[Opening Available data section]

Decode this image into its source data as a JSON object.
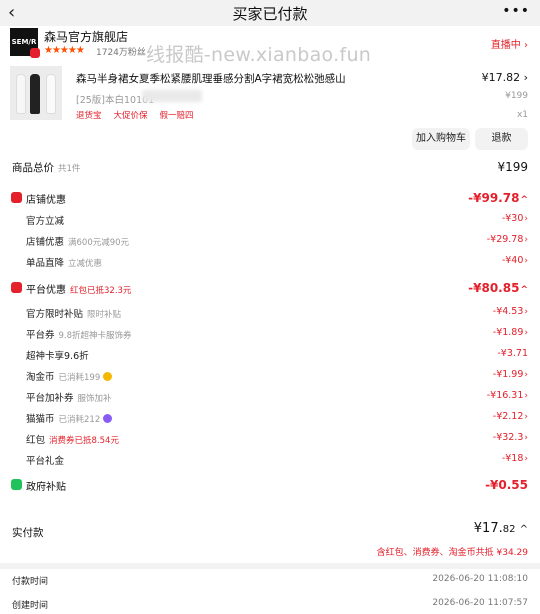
{
  "header": {
    "back_icon": "‹",
    "title": "买家已付款",
    "more_icon": "•••"
  },
  "shop": {
    "logo_text": "SEM/R",
    "name": "森马官方旗舰店",
    "stars": "★★★★★",
    "fans": "1724万粉丝",
    "live": "直播中 ›"
  },
  "watermark": "线报酷-new.xianbao.fun",
  "product": {
    "title": "森马半身裙女夏季松紧腰肌理垂感分割A字裙宽松松弛感山",
    "sku": "[25版]本白10101",
    "tags": [
      "退货宝",
      "大促价保",
      "假一赔四"
    ],
    "price": "¥17.82",
    "price_arrow": "›",
    "original_price": "¥199",
    "quantity": "x1",
    "add_cart_label": "加入购物车",
    "refund_label": "退款"
  },
  "summary": {
    "total": {
      "label": "商品总价",
      "sub": "共1件",
      "value": "¥199"
    },
    "shop_discount": {
      "label": "店铺优惠",
      "value": "-¥99.78",
      "arrow": "^",
      "items": [
        {
          "label": "官方立减",
          "sub": "",
          "value": "-¥30"
        },
        {
          "label": "店铺优惠",
          "sub": "满600元减90元",
          "value": "-¥29.78"
        },
        {
          "label": "单品直降",
          "sub": "立减优惠",
          "value": "-¥40"
        }
      ]
    },
    "platform_discount": {
      "label": "平台优惠",
      "sub": "红包已抵32.3元",
      "value": "-¥80.85",
      "arrow": "^",
      "items": [
        {
          "label": "官方限时补贴",
          "sub": "限时补贴",
          "value": "-¥4.53"
        },
        {
          "label": "平台券",
          "sub": "9.8折超神卡服饰券",
          "value": "-¥1.89"
        },
        {
          "label": "超神卡享9.6折",
          "sub": "",
          "value": "-¥3.71"
        },
        {
          "label": "淘金币",
          "sub": "已消耗199",
          "value": "-¥1.99"
        },
        {
          "label": "平台加补券",
          "sub": "服饰加补",
          "value": "-¥16.31"
        },
        {
          "label": "猫猫币",
          "sub": "已消耗212",
          "value": "-¥2.12"
        },
        {
          "label": "红包",
          "sub": "消费券已抵8.54元",
          "value": "-¥32.3"
        },
        {
          "label": "平台礼金",
          "sub": "",
          "value": "-¥18"
        }
      ]
    },
    "gov_subsidy": {
      "label": "政府补贴",
      "value": "-¥0.55"
    }
  },
  "payment": {
    "label": "实付款",
    "amount_int": "¥17.",
    "amount_dec": "82",
    "arrow": "^",
    "note": "含红包、消费券、淘金币共抵 ¥34.29"
  },
  "times": [
    {
      "label": "付款时间",
      "value": "2026-06-20 11:08:10"
    },
    {
      "label": "创建时间",
      "value": "2026-06-20 11:07:57"
    }
  ],
  "colors": {
    "accent_red": "#e3202b",
    "orange": "#ff5000",
    "green": "#21c15b",
    "background": "#f2f2f2"
  }
}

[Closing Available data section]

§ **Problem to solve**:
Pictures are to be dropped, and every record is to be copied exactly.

§ **Task output**:
Decode this image into its source data as a JSON object.
{
  "header": {
    "back_icon": "‹",
    "title": "买家已付款",
    "more_icon": "•••"
  },
  "shop": {
    "logo_text": "SEM/R",
    "name": "森马官方旗舰店",
    "stars": "★★★★★",
    "fans": "1724万粉丝",
    "live": "直播中 ›"
  },
  "watermark": "线报酷-new.xianbao.fun",
  "product": {
    "title": "森马半身裙女夏季松紧腰肌理垂感分割A字裙宽松松弛感山",
    "sku": "[25版]本白10101",
    "tags": [
      "退货宝",
      "大促价保",
      "假一赔四"
    ],
    "price": "¥17.82",
    "price_arrow": "›",
    "original_price": "¥199",
    "quantity": "x1",
    "add_cart_label": "加入购物车",
    "refund_label": "退款"
  },
  "summary": {
    "total": {
      "label": "商品总价",
      "sub": "共1件",
      "value": "¥199"
    },
    "shop_discount": {
      "label": "店铺优惠",
      "value": "-¥99.78",
      "arrow": "^",
      "items": [
        {
          "label": "官方立减",
          "sub": "",
          "value": "-¥30"
        },
        {
          "label": "店铺优惠",
          "sub": "满600元减90元",
          "value": "-¥29.78"
        },
        {
          "label": "单品直降",
          "sub": "立减优惠",
          "value": "-¥40"
        }
      ]
    },
    "platform_discount": {
      "label": "平台优惠",
      "sub": "红包已抵32.3元",
      "value": "-¥80.85",
      "arrow": "^",
      "items": [
        {
          "label": "官方限时补贴",
          "sub": "限时补贴",
          "value": "-¥4.53"
        },
        {
          "label": "平台券",
          "sub": "9.8折超神卡服饰券",
          "value": "-¥1.89"
        },
        {
          "label": "超神卡享9.6折",
          "sub": "",
          "value": "-¥3.71"
        },
        {
          "label": "淘金币",
          "sub": "已消耗199",
          "value": "-¥1.99"
        },
        {
          "label": "平台加补券",
          "sub": "服饰加补",
          "value": "-¥16.31"
        },
        {
          "label": "猫猫币",
          "sub": "已消耗212",
          "value": "-¥2.12"
        },
        {
          "label": "红包",
          "sub": "消费券已抵8.54元",
          "value": "-¥32.3"
        },
        {
          "label": "平台礼金",
          "sub": "",
          "value": "-¥18"
        }
      ]
    },
    "gov_subsidy": {
      "label": "政府补贴",
      "value": "-¥0.55"
    }
  },
  "payment": {
    "label": "实付款",
    "amount_int": "¥17.",
    "amount_dec": "82",
    "arrow": "^",
    "note": "含红包、消费券、淘金币共抵 ¥34.29"
  },
  "times": [
    {
      "label": "付款时间",
      "value": "2026-06-20 11:08:10"
    },
    {
      "label": "创建时间",
      "value": "2026-06-20 11:07:57"
    }
  ],
  "colors": {
    "accent_red": "#e3202b",
    "orange": "#ff5000",
    "green": "#21c15b",
    "background": "#f2f2f2"
  }
}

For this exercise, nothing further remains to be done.